_Instructions for the task_.
Once you have read the entries, copy all of them exactly.

_Source records_.
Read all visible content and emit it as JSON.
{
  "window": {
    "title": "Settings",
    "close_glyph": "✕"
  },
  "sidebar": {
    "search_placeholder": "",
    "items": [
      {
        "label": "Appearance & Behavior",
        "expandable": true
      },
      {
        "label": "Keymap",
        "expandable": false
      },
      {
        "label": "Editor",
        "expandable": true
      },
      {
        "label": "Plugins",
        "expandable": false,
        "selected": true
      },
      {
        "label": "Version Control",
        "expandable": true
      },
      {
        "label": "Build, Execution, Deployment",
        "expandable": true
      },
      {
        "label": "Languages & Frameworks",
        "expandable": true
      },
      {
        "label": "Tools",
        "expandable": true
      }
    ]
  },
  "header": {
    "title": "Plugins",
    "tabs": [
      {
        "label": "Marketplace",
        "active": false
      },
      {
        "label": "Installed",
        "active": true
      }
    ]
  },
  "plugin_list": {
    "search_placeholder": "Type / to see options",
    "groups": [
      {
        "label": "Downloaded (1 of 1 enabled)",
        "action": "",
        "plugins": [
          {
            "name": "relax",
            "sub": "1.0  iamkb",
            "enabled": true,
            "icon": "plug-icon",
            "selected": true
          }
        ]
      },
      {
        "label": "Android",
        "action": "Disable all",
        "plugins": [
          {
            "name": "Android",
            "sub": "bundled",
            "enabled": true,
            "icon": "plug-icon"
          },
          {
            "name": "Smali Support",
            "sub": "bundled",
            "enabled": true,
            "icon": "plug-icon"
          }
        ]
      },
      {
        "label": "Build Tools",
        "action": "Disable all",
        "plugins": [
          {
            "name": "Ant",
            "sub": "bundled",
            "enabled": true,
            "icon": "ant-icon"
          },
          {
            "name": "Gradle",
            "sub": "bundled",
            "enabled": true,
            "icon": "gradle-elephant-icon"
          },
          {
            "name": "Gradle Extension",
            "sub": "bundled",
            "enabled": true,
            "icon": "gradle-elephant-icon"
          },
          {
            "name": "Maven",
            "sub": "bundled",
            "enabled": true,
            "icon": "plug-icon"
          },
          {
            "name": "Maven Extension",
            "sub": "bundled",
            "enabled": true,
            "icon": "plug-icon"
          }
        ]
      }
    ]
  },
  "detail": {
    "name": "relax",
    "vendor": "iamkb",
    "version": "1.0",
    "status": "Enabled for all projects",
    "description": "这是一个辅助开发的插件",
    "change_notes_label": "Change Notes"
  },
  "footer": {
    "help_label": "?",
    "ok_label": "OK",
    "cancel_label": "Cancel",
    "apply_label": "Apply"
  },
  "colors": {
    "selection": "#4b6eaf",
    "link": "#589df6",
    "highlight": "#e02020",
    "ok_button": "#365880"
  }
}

_Result below_.
Read all visible content and emit it as JSON.
{
  "window": {
    "title": "Settings",
    "close_glyph": "✕"
  },
  "sidebar": {
    "search_placeholder": "",
    "items": [
      {
        "label": "Appearance & Behavior",
        "expandable": true
      },
      {
        "label": "Keymap",
        "expandable": false
      },
      {
        "label": "Editor",
        "expandable": true
      },
      {
        "label": "Plugins",
        "expandable": false,
        "selected": true
      },
      {
        "label": "Version Control",
        "expandable": true
      },
      {
        "label": "Build, Execution, Deployment",
        "expandable": true
      },
      {
        "label": "Languages & Frameworks",
        "expandable": true
      },
      {
        "label": "Tools",
        "expandable": true
      }
    ]
  },
  "header": {
    "title": "Plugins",
    "tabs": [
      {
        "label": "Marketplace",
        "active": false
      },
      {
        "label": "Installed",
        "active": true
      }
    ]
  },
  "plugin_list": {
    "search_placeholder": "Type / to see options",
    "groups": [
      {
        "label": "Downloaded (1 of 1 enabled)",
        "action": "",
        "plugins": [
          {
            "name": "relax",
            "sub": "1.0  iamkb",
            "enabled": true,
            "icon": "plug-icon",
            "selected": true
          }
        ]
      },
      {
        "label": "Android",
        "action": "Disable all",
        "plugins": [
          {
            "name": "Android",
            "sub": "bundled",
            "enabled": true,
            "icon": "plug-icon"
          },
          {
            "name": "Smali Support",
            "sub": "bundled",
            "enabled": true,
            "icon": "plug-icon"
          }
        ]
      },
      {
        "label": "Build Tools",
        "action": "Disable all",
        "plugins": [
          {
            "name": "Ant",
            "sub": "bundled",
            "enabled": true,
            "icon": "ant-icon"
          },
          {
            "name": "Gradle",
            "sub": "bundled",
            "enabled": true,
            "icon": "gradle-elephant-icon"
          },
          {
            "name": "Gradle Extension",
            "sub": "bundled",
            "enabled": true,
            "icon": "gradle-elephant-icon"
          },
          {
            "name": "Maven",
            "sub": "bundled",
            "enabled": true,
            "icon": "plug-icon"
          },
          {
            "name": "Maven Extension",
            "sub": "bundled",
            "enabled": true,
            "icon": "plug-icon"
          }
        ]
      }
    ]
  },
  "detail": {
    "name": "relax",
    "vendor": "iamkb",
    "version": "1.0",
    "status": "Enabled for all projects",
    "description": "这是一个辅助开发的插件",
    "change_notes_label": "Change Notes"
  },
  "footer": {
    "help_label": "?",
    "ok_label": "OK",
    "cancel_label": "Cancel",
    "apply_label": "Apply"
  },
  "colors": {
    "selection": "#4b6eaf",
    "link": "#589df6",
    "highlight": "#e02020",
    "ok_button": "#365880"
  }
}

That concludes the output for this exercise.